Expressions are categorized according to the taxonomy in Figure [fig:categories].
An lvalue (so called, historically, because lvalues could appear on the left-hand side of an assignment expression) designates a function or an object. [ Example: If E is an expression of pointer type, then *E is an lvalue expression referring to the object or function to which E points. As another example, the result of calling a function whose return type is an lvalue reference is an lvalue. — end example ]
An xvalue (an “eXpiring” value) also refers to an object, usually near the end of its lifetime (so that its resources may be moved, for example). An xvalue is the result of certain kinds of expressions involving rvalue references ([dcl.ref]). [ Example: The result of calling a function whose return type is an rvalue reference to an object type is an xvalue ([expr.call]). — end example ]
A glvalue (“generalized” lvalue) is an lvalue or an xvalue.
An rvalue (so called, historically, because rvalues could appear on the right-hand side of an assignment expression) is an xvalue, a temporary object ([class.temporary]) or subobject thereof, or a value that is not associated with an object.
A prvalue (“pure” rvalue) is an rvalue that is not an xvalue. [ Example: The result of calling a function whose return type is not a reference is a prvalue.

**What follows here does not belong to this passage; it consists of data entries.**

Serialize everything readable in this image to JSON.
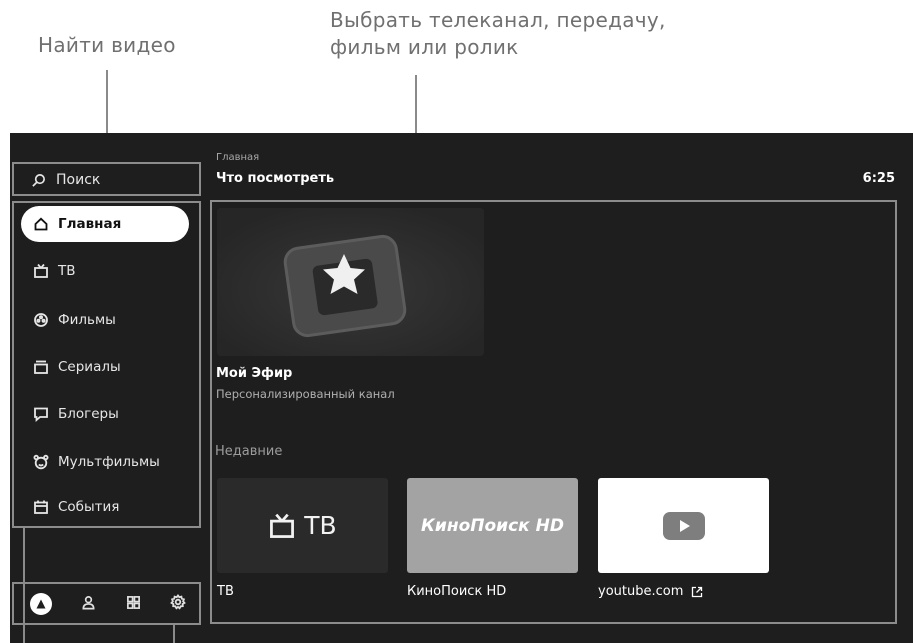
{
  "annotations": {
    "find_video": "Найти видео",
    "choose_line1": "Выбрать телеканал, передачу,",
    "choose_line2": "фильм или ролик"
  },
  "sidebar": {
    "search_label": "Поиск",
    "items": [
      {
        "label": "Главная",
        "icon": "home-icon",
        "active": true
      },
      {
        "label": "ТВ",
        "icon": "tv-icon",
        "active": false
      },
      {
        "label": "Фильмы",
        "icon": "film-reel-icon",
        "active": false
      },
      {
        "label": "Сериалы",
        "icon": "series-icon",
        "active": false
      },
      {
        "label": "Блогеры",
        "icon": "chat-icon",
        "active": false
      },
      {
        "label": "Мультфильмы",
        "icon": "cartoon-face-icon",
        "active": false
      },
      {
        "label": "События",
        "icon": "calendar-icon",
        "active": false
      }
    ],
    "bottom_icons": [
      "alice-icon",
      "profile-icon",
      "apps-grid-icon",
      "settings-gear-icon"
    ]
  },
  "header": {
    "breadcrumb": "Главная",
    "title": "Что посмотреть",
    "time": "6:25"
  },
  "featured": {
    "title": "Мой Эфир",
    "subtitle": "Персонализированный канал"
  },
  "recent": {
    "section_title": "Недавние",
    "tiles": [
      {
        "logo": "ТВ",
        "label": "ТВ"
      },
      {
        "logo": "КиноПоиск HD",
        "label": "КиноПоиск HD"
      },
      {
        "logo": "youtube",
        "label": "youtube.com"
      }
    ]
  },
  "colors": {
    "screen_bg": "#1e1e1e",
    "highlight_border": "#8c8c8c",
    "kinopoisk_tile": "#a3a3a3",
    "youtube_tile": "#ffffff"
  }
}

The value of a literal such as 12, 7.3e5, or true is also a prvalue. — end example ]
Every expression belongs to exactly one of the fundamental classifications in this taxonomy: lvalue, xvalue, or prvalue. This property of an expression is called its value category. [ Note: The discussion of each built-in operator in Clause [expr] indicates the category of the value it yields and the value categories of the operands it expects. For example, the built-in assignment operators expect that the left operand is an lvalue and that the right operand is a prvalue and yield an lvalue as the result. User-defined operators are functions, and the categories of values they expect and yield are determined by their parameter and return types. — end note ]
Whenever a glvalue appears in a context where a prvalue is expected, the glvalue is converted to a prvalue; see [conv.lval], [conv.array], and [conv.func]. [ Note: An attempt to bind an rvalue reference to an lvalue is not such a context; see [dcl.init.ref]. — end note ]

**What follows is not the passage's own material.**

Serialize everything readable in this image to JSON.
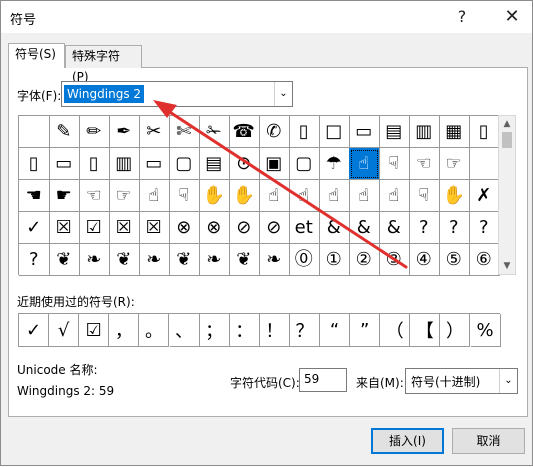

The discussion of reference initialization in [dcl.init.ref] and of temporaries in [class.temporary] indicates the behavior of lvalues and rvalues in other significant contexts.
Unless otherwise indicated ([expr.call]), prvalues shall always have complete types or the void type; in addition to these types, glvalues can also have incomplete types. [ Note: class and array prvalues can have cv-qualified types; other prvalues always have cv-unqualified types. See Clause [expr]. — end note ]

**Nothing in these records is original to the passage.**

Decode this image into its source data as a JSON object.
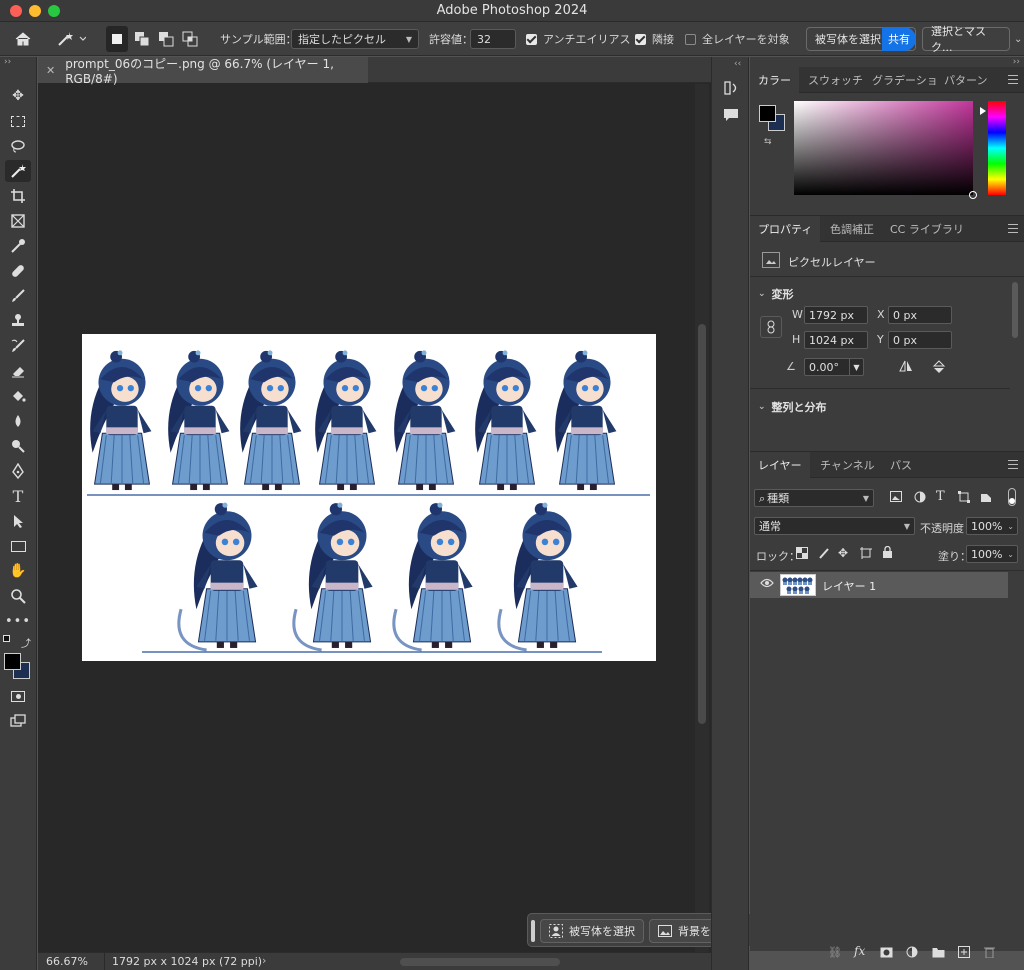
{
  "app": {
    "title": "Adobe Photoshop 2024"
  },
  "options": {
    "sample_label": "サンプル範囲：",
    "sample_value": "指定したピクセル",
    "tolerance_label": "許容値：",
    "tolerance_value": "32",
    "antialias": "アンチエイリアス",
    "contiguous": "隣接",
    "all_layers": "全レイヤーを対象",
    "select_subject": "被写体を選択",
    "share": "共有",
    "select_mask": "選択とマスク..."
  },
  "document": {
    "tab_title": "prompt_06のコピー.png @ 66.7% (レイヤー 1, RGB/8#)"
  },
  "status": {
    "zoom": "66.67%",
    "info": "1792 px x 1024 px (72 ppi)"
  },
  "color_panel": {
    "tabs": [
      "カラー",
      "スウォッチ",
      "グラデーショ",
      "パターン"
    ]
  },
  "properties_panel": {
    "tabs": [
      "プロパティ",
      "色調補正",
      "CC ライブラリ"
    ],
    "layer_type": "ピクセルレイヤー",
    "transform_title": "変形",
    "w_label": "W",
    "w_value": "1792 px",
    "h_label": "H",
    "h_value": "1024 px",
    "x_label": "X",
    "x_value": "0 px",
    "y_label": "Y",
    "y_value": "0 px",
    "angle_value": "0.00°",
    "align_title": "整列と分布"
  },
  "layers_panel": {
    "tabs": [
      "レイヤー",
      "チャンネル",
      "パス"
    ],
    "filter_kind": "種類",
    "blend_mode": "通常",
    "opacity_label": "不透明度：",
    "opacity_value": "100%",
    "lock_label": "ロック：",
    "fill_label": "塗り：",
    "fill_value": "100%",
    "layer_name": "レイヤー 1"
  },
  "contextual_bar": {
    "select_subject": "被写体を選択",
    "remove_bg": "背景を削除"
  },
  "colors": {
    "accent": "#1473e6",
    "foreground": "#000000",
    "background": "#1c2f52"
  }
}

An lvalue for an object is necessary in order to modify the object except that an rvalue of class type can also be used to modify its referent under certain circumstances. [ Example: a member function called for an object ([class.mfct]) can modify the object. — end example ]
Functions cannot be modified, but pointers to functions can be modifiable.
A pointer to an incomplete type can be modifiable. At some point in the program when the pointed to type is complete, the object at which the pointer points can also be modified.
The referent of a const-qualified expression shall not be modified (through that expression), except that if it is of class type and has a mutable component, that component can be modified ([dcl.type.cv]).
If an expression can be used to modify the object to which it refers, the expression is called modifiable. A program that attempts to modify an object through a nonmodifiable lvalue or rvalue expression is ill-formed.
If a program attempts to access the stored value of an object through a glvalue of other than one of the following types the behavior is undefined:54
the dynamic type of the object,
a cv-qualified version of the dynamic type of the object,
a type similar (as defined in [conv.qual]) to the dynamic type of the object,
a type that is the signed or unsigned type corresponding to the dynamic type of the object,
a type that is the signed or unsigned type corresponding to a cv-qualified version of the dynamic type of the object,
an aggregate or union type that includes one of the aforementioned types among its elements or non-static data members (including, recursively, an element or non-static data member of a subaggregate or contained union),
a type that is a (possibly cv-qualified) base class type of the dynamic type of the object,
a char or unsigned char type.
The intent of this list is to specify those circumstances in which an object may or may not be aliased.